Optimizing the profile using this photograph (and two other similar landscapes for my portfolio) got me to the print at the bottom of the figure. The sky color is now excellent and subtleties in the blades of grass are rendered more accurately and clearly. This optimized profile is producing more accurate color and tones on the R800 printer that I’ve seen with any other profile.

The results with the R2400 and R2880 printers were nowhere as dramatic, because the Epson-provided premium profiles aren’t as bad, just so-so. The premium profile from Epson produces prints that look very much like the middle print in Figure 6; the profile from Cathy produces much better prints. But I have to say that the multiply optimized profile I made myself using ColorMunki was superior even to hers for my particular work.

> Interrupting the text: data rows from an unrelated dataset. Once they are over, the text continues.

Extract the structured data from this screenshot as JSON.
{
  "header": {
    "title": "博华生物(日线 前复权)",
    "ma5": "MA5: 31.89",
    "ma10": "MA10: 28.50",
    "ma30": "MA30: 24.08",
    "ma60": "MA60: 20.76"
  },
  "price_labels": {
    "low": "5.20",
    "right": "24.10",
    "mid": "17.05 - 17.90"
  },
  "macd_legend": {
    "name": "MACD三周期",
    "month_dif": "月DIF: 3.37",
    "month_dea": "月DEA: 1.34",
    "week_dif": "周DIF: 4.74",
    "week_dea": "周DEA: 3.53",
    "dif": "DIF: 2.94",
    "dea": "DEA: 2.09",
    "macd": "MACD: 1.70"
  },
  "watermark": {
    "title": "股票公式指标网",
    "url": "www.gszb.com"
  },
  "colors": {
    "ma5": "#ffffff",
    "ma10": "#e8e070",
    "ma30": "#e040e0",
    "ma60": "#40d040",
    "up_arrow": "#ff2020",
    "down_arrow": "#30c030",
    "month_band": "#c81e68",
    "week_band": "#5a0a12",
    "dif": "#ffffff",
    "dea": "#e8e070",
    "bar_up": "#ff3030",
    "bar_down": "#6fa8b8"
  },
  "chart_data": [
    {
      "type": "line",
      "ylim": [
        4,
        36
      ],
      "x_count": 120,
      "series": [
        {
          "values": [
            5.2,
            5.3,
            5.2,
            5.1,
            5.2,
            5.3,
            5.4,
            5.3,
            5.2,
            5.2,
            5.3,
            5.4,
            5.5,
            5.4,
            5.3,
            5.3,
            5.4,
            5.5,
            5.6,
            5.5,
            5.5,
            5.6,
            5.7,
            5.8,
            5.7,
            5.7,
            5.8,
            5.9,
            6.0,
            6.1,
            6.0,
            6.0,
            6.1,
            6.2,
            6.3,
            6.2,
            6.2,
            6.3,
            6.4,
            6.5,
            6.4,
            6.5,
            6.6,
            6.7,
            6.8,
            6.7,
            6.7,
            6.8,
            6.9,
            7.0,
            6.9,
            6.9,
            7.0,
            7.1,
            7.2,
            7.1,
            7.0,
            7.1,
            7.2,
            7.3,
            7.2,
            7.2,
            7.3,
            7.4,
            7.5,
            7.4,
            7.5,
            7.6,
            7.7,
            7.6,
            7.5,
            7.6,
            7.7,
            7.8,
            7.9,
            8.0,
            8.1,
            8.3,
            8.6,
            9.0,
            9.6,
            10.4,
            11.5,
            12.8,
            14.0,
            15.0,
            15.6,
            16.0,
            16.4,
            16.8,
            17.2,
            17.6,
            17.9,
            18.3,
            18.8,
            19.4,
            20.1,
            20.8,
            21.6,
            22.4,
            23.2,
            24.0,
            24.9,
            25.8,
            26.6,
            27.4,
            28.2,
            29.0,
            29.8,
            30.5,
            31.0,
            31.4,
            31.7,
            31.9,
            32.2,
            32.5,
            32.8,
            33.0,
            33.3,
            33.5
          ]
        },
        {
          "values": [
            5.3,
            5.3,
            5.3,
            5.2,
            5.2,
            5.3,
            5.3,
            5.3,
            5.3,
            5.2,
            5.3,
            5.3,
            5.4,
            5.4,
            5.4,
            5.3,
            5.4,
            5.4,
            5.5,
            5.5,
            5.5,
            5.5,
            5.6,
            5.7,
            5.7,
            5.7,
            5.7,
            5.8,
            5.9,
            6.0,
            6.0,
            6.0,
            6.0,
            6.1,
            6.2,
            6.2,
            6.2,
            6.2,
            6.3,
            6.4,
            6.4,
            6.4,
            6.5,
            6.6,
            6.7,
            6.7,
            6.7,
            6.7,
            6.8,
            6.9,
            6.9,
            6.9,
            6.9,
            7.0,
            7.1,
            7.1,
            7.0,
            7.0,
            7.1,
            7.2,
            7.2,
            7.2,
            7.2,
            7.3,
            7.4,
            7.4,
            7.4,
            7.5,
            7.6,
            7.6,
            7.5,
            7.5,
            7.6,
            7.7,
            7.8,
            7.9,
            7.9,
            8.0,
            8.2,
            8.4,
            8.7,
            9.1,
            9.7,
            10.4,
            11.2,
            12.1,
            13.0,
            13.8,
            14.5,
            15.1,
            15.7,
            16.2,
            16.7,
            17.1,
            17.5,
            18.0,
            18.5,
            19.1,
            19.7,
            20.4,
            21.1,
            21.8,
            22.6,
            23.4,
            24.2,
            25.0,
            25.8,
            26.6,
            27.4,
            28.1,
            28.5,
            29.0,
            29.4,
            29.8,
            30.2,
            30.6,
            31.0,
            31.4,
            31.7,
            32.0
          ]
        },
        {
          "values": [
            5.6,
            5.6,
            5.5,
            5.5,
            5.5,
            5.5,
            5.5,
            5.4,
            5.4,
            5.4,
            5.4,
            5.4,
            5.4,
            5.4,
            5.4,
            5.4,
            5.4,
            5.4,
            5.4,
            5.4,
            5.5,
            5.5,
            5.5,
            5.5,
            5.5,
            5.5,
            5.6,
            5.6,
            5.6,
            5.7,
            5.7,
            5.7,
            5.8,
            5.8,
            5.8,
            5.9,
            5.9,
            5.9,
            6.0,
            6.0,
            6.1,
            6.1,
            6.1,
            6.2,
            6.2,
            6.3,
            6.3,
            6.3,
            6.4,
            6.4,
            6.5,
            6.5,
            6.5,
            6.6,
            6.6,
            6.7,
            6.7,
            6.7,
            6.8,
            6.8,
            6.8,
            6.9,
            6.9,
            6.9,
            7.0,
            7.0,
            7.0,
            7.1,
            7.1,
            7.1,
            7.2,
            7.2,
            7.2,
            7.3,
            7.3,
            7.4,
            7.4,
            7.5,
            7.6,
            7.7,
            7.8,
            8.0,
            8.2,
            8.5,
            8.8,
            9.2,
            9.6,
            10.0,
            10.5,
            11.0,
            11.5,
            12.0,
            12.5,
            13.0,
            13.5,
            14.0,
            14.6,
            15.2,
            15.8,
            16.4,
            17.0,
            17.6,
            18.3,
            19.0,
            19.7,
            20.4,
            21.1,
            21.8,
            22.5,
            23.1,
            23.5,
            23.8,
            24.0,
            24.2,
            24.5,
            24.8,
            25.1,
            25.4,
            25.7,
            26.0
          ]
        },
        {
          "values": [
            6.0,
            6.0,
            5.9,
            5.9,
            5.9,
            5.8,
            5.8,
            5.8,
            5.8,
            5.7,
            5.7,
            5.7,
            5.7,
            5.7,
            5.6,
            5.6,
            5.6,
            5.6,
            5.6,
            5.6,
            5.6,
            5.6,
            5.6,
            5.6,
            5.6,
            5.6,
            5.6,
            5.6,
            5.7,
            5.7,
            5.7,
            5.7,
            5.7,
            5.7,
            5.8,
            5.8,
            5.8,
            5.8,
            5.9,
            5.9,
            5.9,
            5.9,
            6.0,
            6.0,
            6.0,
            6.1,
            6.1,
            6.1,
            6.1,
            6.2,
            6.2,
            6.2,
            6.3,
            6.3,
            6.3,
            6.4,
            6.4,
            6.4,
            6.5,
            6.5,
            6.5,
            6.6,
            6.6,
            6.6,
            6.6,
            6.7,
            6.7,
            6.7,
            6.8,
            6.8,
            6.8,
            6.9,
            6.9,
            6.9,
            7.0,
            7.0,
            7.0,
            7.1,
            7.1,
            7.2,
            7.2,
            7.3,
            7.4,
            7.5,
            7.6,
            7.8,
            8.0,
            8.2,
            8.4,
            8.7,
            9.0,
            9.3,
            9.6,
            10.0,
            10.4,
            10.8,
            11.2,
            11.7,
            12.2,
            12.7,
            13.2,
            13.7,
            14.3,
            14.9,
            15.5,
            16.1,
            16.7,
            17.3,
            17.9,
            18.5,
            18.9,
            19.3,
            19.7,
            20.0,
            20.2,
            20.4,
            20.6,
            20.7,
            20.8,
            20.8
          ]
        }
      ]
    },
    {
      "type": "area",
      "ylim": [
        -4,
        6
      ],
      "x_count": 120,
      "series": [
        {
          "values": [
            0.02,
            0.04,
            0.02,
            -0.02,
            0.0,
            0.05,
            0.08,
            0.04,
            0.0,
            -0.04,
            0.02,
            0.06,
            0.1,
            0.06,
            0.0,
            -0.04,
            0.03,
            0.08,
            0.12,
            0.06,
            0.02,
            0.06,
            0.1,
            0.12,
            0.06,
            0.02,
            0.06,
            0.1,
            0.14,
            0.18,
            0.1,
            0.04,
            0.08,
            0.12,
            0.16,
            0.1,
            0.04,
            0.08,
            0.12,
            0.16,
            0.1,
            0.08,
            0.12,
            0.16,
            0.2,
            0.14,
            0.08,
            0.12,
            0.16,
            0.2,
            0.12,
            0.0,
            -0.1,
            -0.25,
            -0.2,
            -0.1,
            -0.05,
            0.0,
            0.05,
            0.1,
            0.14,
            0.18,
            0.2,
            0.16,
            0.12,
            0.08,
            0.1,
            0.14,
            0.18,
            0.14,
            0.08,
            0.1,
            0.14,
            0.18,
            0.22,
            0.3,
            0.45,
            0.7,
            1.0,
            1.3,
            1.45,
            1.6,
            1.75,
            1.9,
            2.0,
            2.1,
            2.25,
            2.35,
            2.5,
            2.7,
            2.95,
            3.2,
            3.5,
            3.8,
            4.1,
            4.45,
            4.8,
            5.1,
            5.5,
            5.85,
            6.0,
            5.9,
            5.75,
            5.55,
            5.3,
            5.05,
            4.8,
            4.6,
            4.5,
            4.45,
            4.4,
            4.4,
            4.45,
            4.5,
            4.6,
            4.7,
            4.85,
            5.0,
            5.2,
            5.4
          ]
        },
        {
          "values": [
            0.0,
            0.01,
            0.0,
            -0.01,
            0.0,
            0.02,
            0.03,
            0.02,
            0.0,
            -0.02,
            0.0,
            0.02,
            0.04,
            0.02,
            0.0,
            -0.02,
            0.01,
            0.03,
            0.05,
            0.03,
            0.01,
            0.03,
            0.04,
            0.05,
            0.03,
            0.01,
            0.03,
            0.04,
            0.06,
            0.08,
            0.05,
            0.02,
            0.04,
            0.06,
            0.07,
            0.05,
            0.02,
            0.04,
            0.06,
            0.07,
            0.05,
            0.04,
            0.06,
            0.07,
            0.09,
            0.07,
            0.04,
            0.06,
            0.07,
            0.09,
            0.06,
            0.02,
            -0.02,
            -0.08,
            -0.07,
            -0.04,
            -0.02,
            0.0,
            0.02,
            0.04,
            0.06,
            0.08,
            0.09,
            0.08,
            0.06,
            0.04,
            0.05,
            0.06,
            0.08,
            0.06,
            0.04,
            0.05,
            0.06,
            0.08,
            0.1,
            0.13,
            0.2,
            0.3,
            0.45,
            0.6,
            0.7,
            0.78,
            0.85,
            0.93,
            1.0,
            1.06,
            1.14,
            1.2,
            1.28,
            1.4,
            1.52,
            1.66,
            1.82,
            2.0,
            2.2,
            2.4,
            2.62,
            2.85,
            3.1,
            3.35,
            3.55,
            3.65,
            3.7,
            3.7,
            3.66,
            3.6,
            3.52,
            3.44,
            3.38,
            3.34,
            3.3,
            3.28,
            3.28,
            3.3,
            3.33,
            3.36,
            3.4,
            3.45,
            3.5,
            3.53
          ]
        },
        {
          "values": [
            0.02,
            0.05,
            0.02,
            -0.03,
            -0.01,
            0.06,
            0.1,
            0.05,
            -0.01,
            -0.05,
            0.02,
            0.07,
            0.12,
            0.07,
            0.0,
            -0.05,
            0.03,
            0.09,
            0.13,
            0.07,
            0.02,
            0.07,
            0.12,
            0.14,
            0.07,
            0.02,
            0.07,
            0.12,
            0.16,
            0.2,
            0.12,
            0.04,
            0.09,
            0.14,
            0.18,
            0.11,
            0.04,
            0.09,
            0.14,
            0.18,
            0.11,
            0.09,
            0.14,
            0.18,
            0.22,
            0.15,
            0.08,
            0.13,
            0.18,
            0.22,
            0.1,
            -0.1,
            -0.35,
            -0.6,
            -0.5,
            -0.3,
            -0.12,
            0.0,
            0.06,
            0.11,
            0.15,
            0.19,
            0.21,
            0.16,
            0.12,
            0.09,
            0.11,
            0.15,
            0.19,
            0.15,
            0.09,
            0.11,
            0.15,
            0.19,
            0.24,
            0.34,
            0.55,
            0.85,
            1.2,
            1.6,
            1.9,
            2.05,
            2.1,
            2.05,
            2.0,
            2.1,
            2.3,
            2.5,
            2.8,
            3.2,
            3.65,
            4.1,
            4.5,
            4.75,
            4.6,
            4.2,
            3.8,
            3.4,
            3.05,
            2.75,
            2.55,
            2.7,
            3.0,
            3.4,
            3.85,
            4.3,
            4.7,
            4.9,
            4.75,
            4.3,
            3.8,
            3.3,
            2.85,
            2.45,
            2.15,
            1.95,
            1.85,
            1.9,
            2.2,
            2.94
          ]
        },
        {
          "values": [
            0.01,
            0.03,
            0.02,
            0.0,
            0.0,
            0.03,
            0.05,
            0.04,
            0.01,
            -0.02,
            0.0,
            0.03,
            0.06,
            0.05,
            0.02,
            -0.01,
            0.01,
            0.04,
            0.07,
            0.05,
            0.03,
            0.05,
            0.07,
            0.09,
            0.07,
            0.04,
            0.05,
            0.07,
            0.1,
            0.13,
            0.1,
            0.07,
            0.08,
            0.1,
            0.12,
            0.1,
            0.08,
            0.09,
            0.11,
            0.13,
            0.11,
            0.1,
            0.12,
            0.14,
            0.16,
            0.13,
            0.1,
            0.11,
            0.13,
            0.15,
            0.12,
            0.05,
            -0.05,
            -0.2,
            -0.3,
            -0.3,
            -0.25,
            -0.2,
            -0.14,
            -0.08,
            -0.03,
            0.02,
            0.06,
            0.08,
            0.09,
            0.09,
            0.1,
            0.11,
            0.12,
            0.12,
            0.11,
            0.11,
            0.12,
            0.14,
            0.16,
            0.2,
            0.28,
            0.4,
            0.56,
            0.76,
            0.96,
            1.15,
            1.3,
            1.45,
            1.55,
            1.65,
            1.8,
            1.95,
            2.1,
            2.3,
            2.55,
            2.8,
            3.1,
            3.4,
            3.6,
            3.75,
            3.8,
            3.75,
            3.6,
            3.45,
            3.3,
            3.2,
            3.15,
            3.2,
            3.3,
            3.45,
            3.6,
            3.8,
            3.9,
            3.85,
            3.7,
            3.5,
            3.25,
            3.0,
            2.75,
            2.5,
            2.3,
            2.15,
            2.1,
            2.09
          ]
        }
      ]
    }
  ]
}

Understand that I am really splitting hairs here; they’re both excellent, and there’s no objective way to choose between them.

What I find remarkable is that I can produce prints that equal or better the ones I made using prof iles created with a professional profiling setup by an expert. A gadget that sells for less than $500 that can do this in my own home is a remarkable achievement. ColorMunki is an outstanding product.


About the Author

Ctein
Ctein
Ctein is a technical writer and expert printmaker. He is also the author of Digital Restoration and Post Exposure—Advanced Techniques for the Photographic Printer.